Prim: O dear! (Yauks) my Stomach is so Sick and Head so Giddy, (Yauks) That if you don’t lead me to, (Yauks) the Necessary-House, I shall be forc’d to do something that I should not do.
Whim: I told you, Gentlemen, what would be the effect of my Story. Methinks you look like so many Jacobites that had taken the Oath, against your Consciences, and were hauking of them up again, that they should not lie heavy upon you Stomacks.
The story of the ‘Hibernian Canibal’ seems too good (or disgusting) to be true, but the local historian William J. Pinks states that the performance was also reported in Dawk’s Protestant Mercury of May 24, 1699: ‘On Tuesday last a fellow at Sadler’s Wells near Islington, after he had dined heartily on a buttock of beef, for the lucre of five guineas, ate a live cock, feathers guts and all, with only a plate of oil and vinegar for sawce, and half a pint of brandy to wash it down, and afterwards proffered to lay down five guineas more that he could do the same again in two hours time. This is attested by many credible people who were eyewitnesses of the same.’
Pinks also claims the same Hibernian Canibal ate a live cat at a music house in St Katherine’s on January 24 the same year.
This kind of performance doesn’t seem to have been that unusual, either. In the late 18th century, a French showman called Tarrare ate live cats, snakes, lizards, eels and puppies to test his stomach capacity.
It was also reported in March 13, 1788 that the Duke of Bedford had bet Lord Barrymore 1,000 guineas that he could not eat a live cat.
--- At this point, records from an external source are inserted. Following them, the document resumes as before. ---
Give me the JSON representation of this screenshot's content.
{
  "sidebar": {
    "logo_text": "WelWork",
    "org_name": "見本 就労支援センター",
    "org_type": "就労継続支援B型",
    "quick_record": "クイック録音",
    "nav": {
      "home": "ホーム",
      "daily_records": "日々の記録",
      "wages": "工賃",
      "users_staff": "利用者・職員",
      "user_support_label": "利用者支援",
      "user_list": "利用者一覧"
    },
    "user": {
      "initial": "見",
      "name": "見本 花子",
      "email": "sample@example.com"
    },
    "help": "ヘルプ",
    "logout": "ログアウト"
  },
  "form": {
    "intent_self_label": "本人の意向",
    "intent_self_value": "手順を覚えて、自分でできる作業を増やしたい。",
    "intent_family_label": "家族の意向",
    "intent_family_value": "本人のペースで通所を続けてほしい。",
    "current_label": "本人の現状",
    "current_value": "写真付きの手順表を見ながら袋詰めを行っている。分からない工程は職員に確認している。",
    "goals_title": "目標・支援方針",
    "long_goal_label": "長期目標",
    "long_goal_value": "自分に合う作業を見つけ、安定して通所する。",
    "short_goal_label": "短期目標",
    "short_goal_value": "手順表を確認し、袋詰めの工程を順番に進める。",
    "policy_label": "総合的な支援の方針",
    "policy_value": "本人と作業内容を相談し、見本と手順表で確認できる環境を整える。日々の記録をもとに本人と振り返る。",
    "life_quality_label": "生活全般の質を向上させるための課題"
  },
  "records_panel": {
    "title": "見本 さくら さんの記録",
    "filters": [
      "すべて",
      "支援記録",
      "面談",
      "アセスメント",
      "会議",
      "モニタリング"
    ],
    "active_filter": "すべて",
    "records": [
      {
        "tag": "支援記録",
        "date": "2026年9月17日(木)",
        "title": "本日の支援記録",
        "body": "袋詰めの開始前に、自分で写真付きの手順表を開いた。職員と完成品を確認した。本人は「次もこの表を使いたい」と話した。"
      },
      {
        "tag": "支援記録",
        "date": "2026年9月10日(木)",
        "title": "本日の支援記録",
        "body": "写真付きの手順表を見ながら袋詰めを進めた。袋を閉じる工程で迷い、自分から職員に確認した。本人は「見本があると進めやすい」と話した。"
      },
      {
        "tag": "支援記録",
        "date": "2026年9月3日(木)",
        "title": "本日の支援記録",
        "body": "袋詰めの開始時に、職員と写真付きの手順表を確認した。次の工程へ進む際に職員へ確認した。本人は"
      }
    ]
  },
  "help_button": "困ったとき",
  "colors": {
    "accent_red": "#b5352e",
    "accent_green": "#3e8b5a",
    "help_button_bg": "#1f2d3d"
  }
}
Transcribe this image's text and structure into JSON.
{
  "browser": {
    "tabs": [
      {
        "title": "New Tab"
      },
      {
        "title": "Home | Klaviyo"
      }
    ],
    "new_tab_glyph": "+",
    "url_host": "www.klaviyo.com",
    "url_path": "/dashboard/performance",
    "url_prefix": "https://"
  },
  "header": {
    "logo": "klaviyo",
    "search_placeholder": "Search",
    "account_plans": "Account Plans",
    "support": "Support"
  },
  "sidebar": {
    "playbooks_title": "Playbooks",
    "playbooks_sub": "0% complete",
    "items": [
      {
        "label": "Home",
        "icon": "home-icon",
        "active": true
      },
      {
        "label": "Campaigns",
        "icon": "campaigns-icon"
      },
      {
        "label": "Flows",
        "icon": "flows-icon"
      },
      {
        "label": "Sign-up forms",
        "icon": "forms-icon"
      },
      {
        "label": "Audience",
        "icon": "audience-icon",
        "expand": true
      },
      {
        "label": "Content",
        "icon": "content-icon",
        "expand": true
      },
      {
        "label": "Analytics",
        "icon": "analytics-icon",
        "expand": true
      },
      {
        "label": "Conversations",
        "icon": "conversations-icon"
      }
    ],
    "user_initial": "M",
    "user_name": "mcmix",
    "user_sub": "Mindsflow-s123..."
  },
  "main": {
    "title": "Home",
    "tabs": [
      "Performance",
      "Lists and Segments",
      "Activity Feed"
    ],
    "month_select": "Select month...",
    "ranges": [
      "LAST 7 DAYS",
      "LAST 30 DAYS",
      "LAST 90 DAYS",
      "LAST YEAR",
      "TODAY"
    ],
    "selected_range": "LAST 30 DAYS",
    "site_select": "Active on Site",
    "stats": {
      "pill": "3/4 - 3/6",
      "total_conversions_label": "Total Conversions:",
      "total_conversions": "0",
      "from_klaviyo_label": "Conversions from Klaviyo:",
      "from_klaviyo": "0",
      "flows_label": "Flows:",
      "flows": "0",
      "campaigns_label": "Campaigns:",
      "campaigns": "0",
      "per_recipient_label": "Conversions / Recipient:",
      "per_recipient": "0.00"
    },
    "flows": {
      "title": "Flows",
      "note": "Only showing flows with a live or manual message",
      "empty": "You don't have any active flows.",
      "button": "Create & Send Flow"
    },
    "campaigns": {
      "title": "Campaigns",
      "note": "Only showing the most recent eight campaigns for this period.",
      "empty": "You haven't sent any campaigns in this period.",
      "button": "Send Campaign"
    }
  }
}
The Lord doesn’t appear to have followed through, but in January 1790 the Sporting Magazine claimed a man had devoured a nine-pound cat, leaving only the bones behind.
Update: There’s also a story from ‘Kirby’s Wonderful and scientific museum’ (free online at Google Books) about a French soldier who was captured and taken to prison in Liverpool in February 1799. Charles Domery, 21, claimed he ate 174 cats, dead or alive, in a single year while serving in the army. ‘Sometimes he killed them before eating, but when very hungry, did not wait to perform this humane office.’ Domery also claimed to have eaten human body parts. ‘Finding himself hungry, and nothing else in his way but a man’s leg, which was shot off, lying before him, he attacked it greedily, and was feeding heartily, when a sailor snatched it from him, and threw it overboard.’